Chickenpox (or chicken pox) - is a highly contagious illness caused by primary infection with varicella zoster virus (VZV). It usually starts with vesicular skin rash mainly on the body and head rather than at the periphery and becomes itchy, raw pockmarks, which mostly heal without scarring. On examination, the observer typically finds lesions at various stages of healing.
Chickenpox is an airborne disease spread easily through coughing or sneezing of ill individuals or through direct contact with secretions from the rash. A person with chickenpox is infectious one to two days before the rash appears. They remain contagious until all lesions have crusted over (this takes approximately six days). Immunocompromised patients are contagious during the entire period as new lesions keep appearing.

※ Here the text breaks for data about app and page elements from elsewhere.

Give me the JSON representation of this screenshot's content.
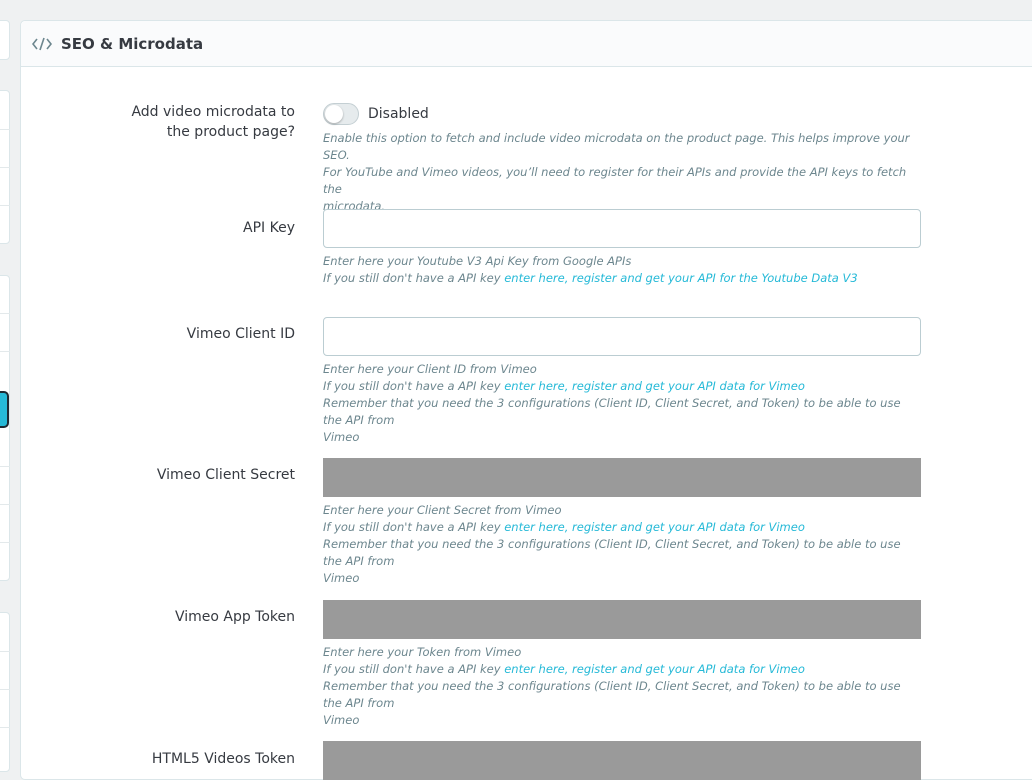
{
  "panel": {
    "title": "SEO & Microdata",
    "icon": "code-icon"
  },
  "microdata": {
    "label_line1": "Add video microdata to",
    "label_line2": "the product page?",
    "switch_state": "Disabled",
    "enabled": false,
    "help": [
      "Enable this option to fetch and include video microdata on the product page. This helps improve your SEO.",
      "For YouTube and Vimeo videos, you’ll need to register for their APIs and provide the API keys to fetch the",
      "microdata."
    ]
  },
  "api_key": {
    "label": "API Key",
    "value": "",
    "help1": "Enter here your Youtube V3 Api Key from Google APIs",
    "help2_prefix": "If you still don't have a API key",
    "help2_link": "enter here, register and get your API for the Youtube Data V3"
  },
  "vimeo_client_id": {
    "label": "Vimeo Client ID",
    "value": "",
    "help1": "Enter here your Client ID from Vimeo",
    "help2_prefix": "If you still don't have a API key",
    "help2_link": "enter here, register and get your API data for Vimeo",
    "help3": "Remember that you need the 3 configurations (Client ID, Client Secret, and Token) to be able to use the API from",
    "help4": "Vimeo"
  },
  "vimeo_client_secret": {
    "label": "Vimeo Client Secret",
    "help1": "Enter here your Client Secret from Vimeo",
    "help2_prefix": "If you still don't have a API key",
    "help2_link": "enter here, register and get your API data for Vimeo",
    "help3": "Remember that you need the 3 configurations (Client ID, Client Secret, and Token) to be able to use the API from",
    "help4": "Vimeo"
  },
  "vimeo_app_token": {
    "label": "Vimeo App Token",
    "help1": "Enter here your Token from Vimeo",
    "help2_prefix": "If you still don't have a API key",
    "help2_link": "enter here, register and get your API data for Vimeo",
    "help3": "Remember that you need the 3 configurations (Client ID, Client Secret, and Token) to be able to use the API from",
    "help4": "Vimeo"
  },
  "html5_videos_token": {
    "label": "HTML5 Videos Token"
  },
  "colors": {
    "accent": "#25b9d7",
    "disabled_field": "#9a9a9a"
  }
}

Crusted lesions are not contagious.
What are the symptoms of chickenpox?
Fever (temperature), aches and headache often start a day or so before a rash appears.
Dry cough and sore throat are common.
Some children feel quite unwell for a few days. Others appear only mildly ill. Most are much better within a week. The blisters dry up and scab. They gradually fade, but may take up to two weeks to go completely.
The spread of chickenpox can be prevented by isolating affected individuals. Contagion is by exposure to respiratory droplets, or direct contact with lesions, within a period lasting from three days prior to the onset of the rash, to four days after the onset of the rash. The chickenpox virus (VZV) is susceptible to disinfectants, notably chlorine bleach (i.e., sodium hypochlorite). Also, like all enveloped viruses, VZV is sensitive to desiccation, heat and detergents. Therefore these viruses are relatively easy to kill.
Is there a vaccine against chickenpox?
Some countries require the varicella vaccination or an exemption before entering elementary school. Protection from one dose is not lifelong and a second dose is necessary five years after the initial immunization, which is currently part of the routine immunization schedule . The chickenpox vaccine is not part of the routine childhood vaccination schedule in the UK. In the UK, the vaccine is currently only offered to people who are particularly vulnerable to chickenpox. A person who already took the vaccine is more likely to have only a few chickenpox.